The treaty was signed in London on November 25, 1955 with a R.A Butte representing the United Kingdom government and a G.McC. Rennie representing the Malawi Government. Rennie was a British governor in the Rhodesia and Nyasaland federation.
British High Commissioner to Malawi, Michael Nevin, said the UK had already been in contact with the government of Malawi on the revision of the agreement well before Action Aid raised it.
“The UK operates a rolling programme of re-negotiation for its international tax treaties to ensure that they remain fit for purpose. Negotiations on a new tax treaty between the UK and Malawi are on-going with the Government of Malawi,” he said.
Nevin said in all of its tax treaty negotiations with developing countries, the UK is committed to ensuring that UK companies pay a fair share of tax in the countries in which they are operating.
“It has long been UK practice to include robust anti-abuse provisions in all revised Double Taxation Agreements,” he said.
Government spokesperson Jappie Mhango said it was true that discussions were underway to review the treaty.
“In between, a lot of things have changed and the treaty cannot continue to be in the current form. So, yes the treaty is under microscope. The Ministry of Finance is handling that,” said Mhango, Minister of Information and Civic Education.

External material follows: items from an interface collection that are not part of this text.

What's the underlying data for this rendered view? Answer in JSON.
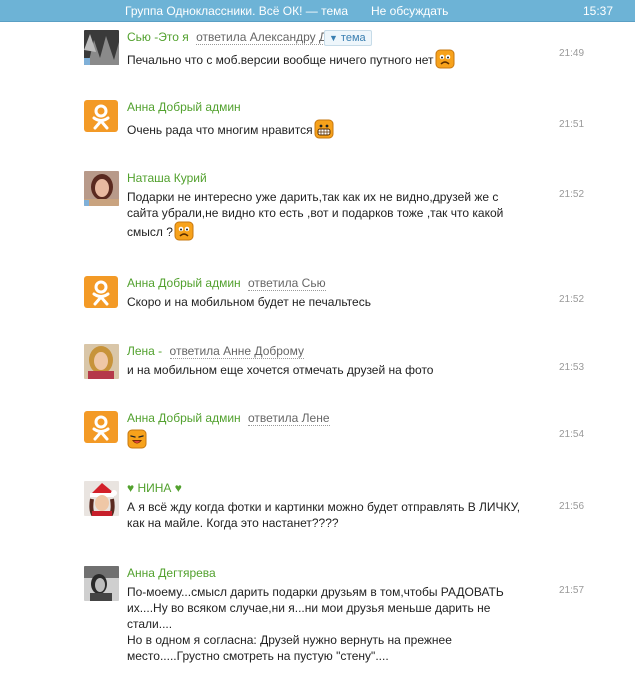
{
  "topbar": {
    "title": "Группа Одноклассники. Всё ОК! — тема",
    "mute": "Не обсуждать",
    "clock": "15:37"
  },
  "tema_button": {
    "arrow": "▼",
    "label": "тема"
  },
  "messages": [
    {
      "author": "Сью -Это я",
      "reply": "ответила Александру Д",
      "text": "Печально что с моб.версии вообще ничего путного нет",
      "time": "21:49",
      "avatar": "photo-dark",
      "smiley": "sad"
    },
    {
      "author": "Анна Добрый админ",
      "reply": "",
      "text": "Очень рада что многим нравится",
      "time": "21:51",
      "avatar": "ok-logo",
      "smiley": "grin"
    },
    {
      "author": "Наташа Курий",
      "reply": "",
      "text": "Подарки не интересно уже дарить,так как их не видно,друзей же с сайта убрали,не видно кто есть ,вот и подарков тоже ,так что какой смысл ?",
      "time": "21:52",
      "avatar": "photo-woman",
      "smiley": "sad"
    },
    {
      "author": "Анна Добрый админ",
      "reply": "ответила Сью",
      "text": "Скоро и на мобильном будет не печальтесь",
      "time": "21:52",
      "avatar": "ok-logo",
      "smiley": ""
    },
    {
      "author": "Лена -",
      "reply": "ответила Анне Доброму",
      "text": "и на мобильном еще хочется отмечать друзей на фото",
      "time": "21:53",
      "avatar": "photo-blonde",
      "smiley": ""
    },
    {
      "author": "Анна Добрый админ",
      "reply": "ответила Лене",
      "text": "",
      "time": "21:54",
      "avatar": "ok-logo",
      "smiley": "laugh"
    },
    {
      "author": "♥ НИНА ♥",
      "reply": "",
      "text": "А я всё жду когда фотки и картинки можно будет отправлять В ЛИЧКУ, как на майле. Когда это настанет????",
      "time": "21:56",
      "avatar": "photo-santa",
      "smiley": ""
    },
    {
      "author": "Анна Дегтярева",
      "reply": "",
      "text": "По-моему...смысл дарить подарки друзьям в том,чтобы РАДОВАТЬ их....Ну во всяком случае,ни я...ни мои друзья меньше дарить не стали....",
      "text2": "Но в одном я согласна: Друзей нужно вернуть на прежнее место.....Грустно смотреть на пустую \"стену\"....",
      "time": "21:57",
      "avatar": "photo-bw",
      "smiley": ""
    }
  ],
  "colors": {
    "topbar": "#6db3d6",
    "author": "#52a12e",
    "ok_orange": "#f39a26",
    "time": "#999999"
  }
}
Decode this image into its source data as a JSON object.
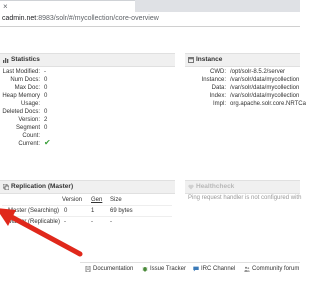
{
  "browser": {
    "close_glyph": "×",
    "url_host": "cadmin.net",
    "url_path": ":8983/solr/#/mycollection/core-overview"
  },
  "statistics": {
    "title": "Statistics",
    "rows": [
      {
        "key": "Last Modified:",
        "value": "-"
      },
      {
        "key": "Num Docs:",
        "value": "0"
      },
      {
        "key": "Max Doc:",
        "value": "0"
      },
      {
        "key": "Heap Memory",
        "value": "0"
      },
      {
        "key": "Usage:",
        "value": ""
      },
      {
        "key": "Deleted Docs:",
        "value": "0"
      },
      {
        "key": "Version:",
        "value": "2"
      },
      {
        "key": "Segment",
        "value": "0"
      },
      {
        "key": "Count:",
        "value": ""
      },
      {
        "key": "Current:",
        "value": "✔"
      }
    ]
  },
  "instance": {
    "title": "Instance",
    "rows": [
      {
        "key": "CWD:",
        "value": "/opt/solr-8.5.2/server"
      },
      {
        "key": "Instance:",
        "value": "/var/solr/data/mycollection"
      },
      {
        "key": "Data:",
        "value": "/var/solr/data/mycollection"
      },
      {
        "key": "Index:",
        "value": "/var/solr/data/mycollection"
      },
      {
        "key": "Impl:",
        "value": "org.apache.solr.core.NRTCa"
      }
    ]
  },
  "replication": {
    "title": "Replication (Master)",
    "columns": {
      "version": "Version",
      "gen": "Gen",
      "size": "Size"
    },
    "rows": [
      {
        "label": "Master (Searching)",
        "version": "0",
        "gen": "1",
        "size": "69 bytes"
      },
      {
        "label": "Master (Replicable)",
        "version": "-",
        "gen": "-",
        "size": "-"
      }
    ]
  },
  "healthcheck": {
    "title": "Healthcheck",
    "message": "Ping request handler is not configured with"
  },
  "footer": {
    "links": [
      {
        "label": "Documentation",
        "icon": "document-icon"
      },
      {
        "label": "Issue Tracker",
        "icon": "bug-icon"
      },
      {
        "label": "IRC Channel",
        "icon": "chat-icon"
      },
      {
        "label": "Community forum",
        "icon": "people-icon"
      }
    ]
  },
  "colors": {
    "check_green": "#3a9f3a",
    "annotation_arrow": "#e0281b"
  }
}
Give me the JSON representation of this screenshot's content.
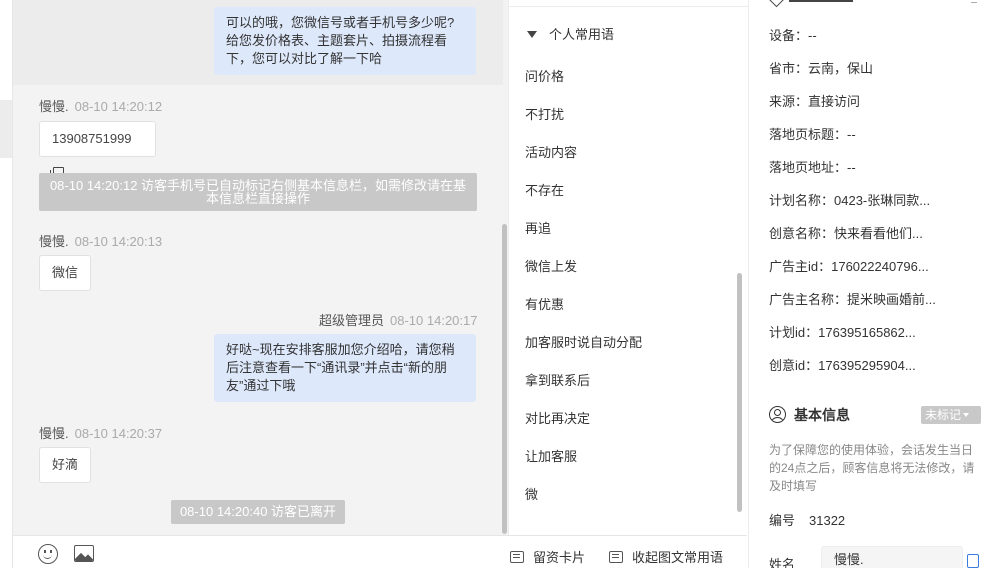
{
  "chat": {
    "messages": [
      {
        "type": "agent_bubble",
        "text_lines": [
          "可以的哦，您微信号或者手机号多少呢?",
          "给您发价格表、主题套片、拍摄流程看",
          "下，您可以对比了解一下哈"
        ]
      },
      {
        "type": "visitor",
        "sender": "慢慢.",
        "time": "08-10 14:20:12",
        "text": "13908751999"
      },
      {
        "type": "system",
        "text_lines": [
          "08-10 14:20:12 访客手机号已自动标记右侧基本信息栏，如需修改请在基",
          "本信息栏直接操作"
        ]
      },
      {
        "type": "visitor",
        "sender": "慢慢.",
        "time": "08-10 14:20:13",
        "text": "微信"
      },
      {
        "type": "agent",
        "sender": "超级管理员",
        "time": "08-10 14:20:17",
        "text_lines": [
          "好哒~现在安排客服加您介绍哈，请您稍",
          "后注意查看一下“通讯录”并点击“新的朋",
          "友”通过下哦"
        ]
      },
      {
        "type": "visitor",
        "sender": "慢慢.",
        "time": "08-10 14:20:37",
        "text": "好滴"
      },
      {
        "type": "system",
        "text": "08-10 14:20:40 访客已离开"
      }
    ]
  },
  "toolbar": {
    "emoji_icon": "emoji-icon",
    "image_icon": "image-icon",
    "card_label": "留资卡片",
    "collapse_label": "收起图文常用语"
  },
  "phrases": {
    "header": "个人常用语",
    "items": [
      "问价格",
      "不打扰",
      "活动内容",
      "不存在",
      "再追",
      "微信上发",
      "有优惠",
      "加客服时说自动分配",
      "拿到联系后",
      "对比再决定",
      "让加客服",
      "微"
    ]
  },
  "info": {
    "rows": [
      "设备：--",
      "省市：云南，保山",
      "来源：直接访问",
      "落地页标题：--",
      "落地页地址：--",
      "计划名称：0423-张琳同款...",
      "创意名称：快来看看他们...",
      "广告主id：176022240796...",
      "广告主名称：提米映画婚前...",
      "计划id：176395165862...",
      "创意id：176395295904..."
    ],
    "basic_title": "基本信息",
    "tag_label": "未标记",
    "hint": "为了保障您的使用体验，会话发生当日的24点之后，顾客信息将无法修改，请及时填写",
    "id_label": "编号",
    "id_value": "31322",
    "name_label": "姓名",
    "name_value": "慢慢."
  }
}
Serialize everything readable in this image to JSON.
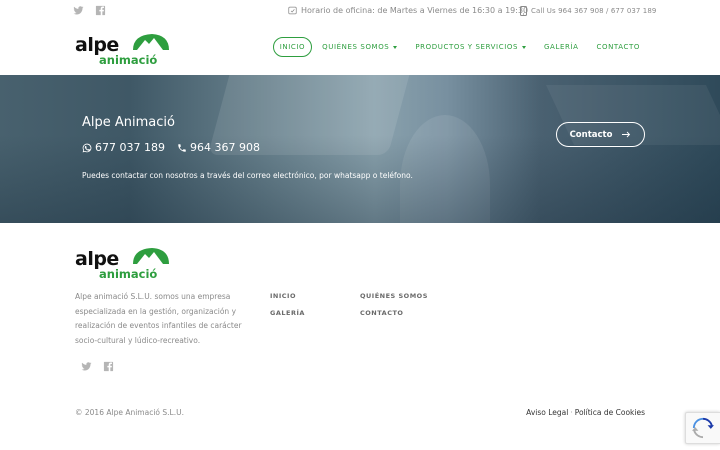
{
  "topbar": {
    "social": [
      "twitter-icon",
      "facebook-icon"
    ],
    "hours_text": "Horario de oficina: de Martes a Viernes de 16:30 a 19:30",
    "call_text": "Call Us 964 367 908 / 677 037 189"
  },
  "logo": {
    "word_top": "alpe",
    "word_bottom": "animació",
    "colors": {
      "text": "#111111",
      "green": "#2e9e3f"
    }
  },
  "nav": {
    "items": [
      {
        "label": "Inicio",
        "active": true,
        "dropdown": false
      },
      {
        "label": "Quiénes somos",
        "active": false,
        "dropdown": true
      },
      {
        "label": "Productos y servicios",
        "active": false,
        "dropdown": true
      },
      {
        "label": "Galería",
        "active": false,
        "dropdown": false
      },
      {
        "label": "Contacto",
        "active": false,
        "dropdown": false
      }
    ],
    "accent": "#2e9e3f"
  },
  "hero": {
    "title": "Alpe Animació",
    "phone_whatsapp": "677 037 189",
    "phone_tel": "964 367 908",
    "text": "Puedes contactar con nosotros a través del correo electrónico, por whatsapp o teléfono.",
    "button_label": "Contacto",
    "button_icon": "arrow-right-icon"
  },
  "footer": {
    "about": "Alpe animació S.L.U. somos una empresa especializada en la gestión, organización y realización de eventos infantiles de carácter socio-cultural y lúdico-recreativo.",
    "links": {
      "inicio": "Inicio",
      "galeria": "Galería",
      "quienes": "Quiénes somos",
      "contacto": "Contacto"
    },
    "social": [
      "twitter-icon",
      "facebook-icon"
    ],
    "copyright": "© 2016 Alpe Animació S.L.U.",
    "legal_1": "Aviso Legal",
    "legal_sep": "·",
    "legal_2": "Política de Cookies"
  }
}
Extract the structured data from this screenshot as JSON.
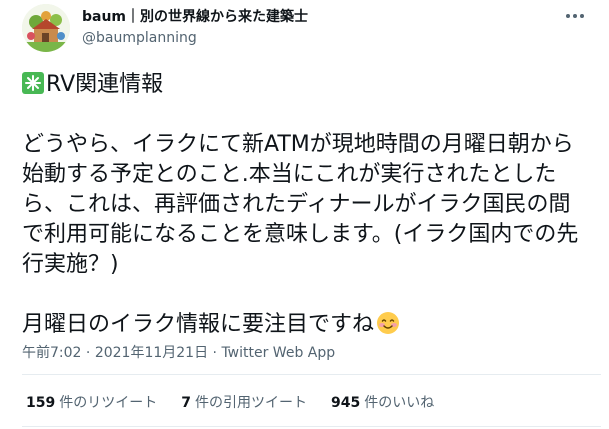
{
  "user": {
    "display_name": "baum｜別の世界線から来た建築士",
    "handle": "@baumplanning"
  },
  "tweet": {
    "heading": "RV関連情報",
    "paragraph1": "どうやら、イラクにて新ATMが現地時間の月曜日朝から始動する予定とのこと.本当にこれが実行されたとしたら、これは、再評価されたディナールがイラク国民の間で利用可能になることを意味します。(イラク国内での先行実施？)",
    "paragraph2": "月曜日のイラク情報に要注目ですね"
  },
  "meta": {
    "time": "午前7:02",
    "date": "2021年11月21日",
    "source": "Twitter Web App",
    "sep": " · "
  },
  "stats": {
    "retweets_count": "159",
    "retweets_label": "件のリツイート",
    "quotes_count": "7",
    "quotes_label": "件の引用ツイート",
    "likes_count": "945",
    "likes_label": "件のいいね"
  },
  "icons": {
    "avatar": "avatar-illustration",
    "more": "more-options-icon",
    "heading_emoji": "sparkle-emoji",
    "smile_emoji": "smiling-face-emoji"
  },
  "colors": {
    "text": "#0f1419",
    "secondary": "#536471",
    "divider": "#e6ecf0",
    "sparkle_bg": "#48b854"
  }
}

Some global debt and aid policy experts have argued that while Western governments claim to be supporting developing countries to get out poverty, they are actually worsening that poverty and enriching themselves in the process by getting out of those countries more financial resources than they give through illicit transactions.
A December 2014 report by the Global Financial Integrity (GFI) revealed that Malawi lost a whopping US$5.8 billion (about K4.3 trillion at current exchange rates) between 2003 and 2012 through illicit financial flows.
According to GFI, a research and advisory organisation, illicit financial flows include tax evasion, corruption, money laundering techniques and use of shell companies for the transfer of dirty money.
It said beyond the damaging economic impact of the overall capital outflows, illicit financial flows have “a terrible, subversive impact on governments, victims of crime, and society”.
“They facilitate transnational organised crime, foster corruption, undermine governance, and decrease tax revenues,” it said.
A vibrant writer who gives a great insight on hot topics and issues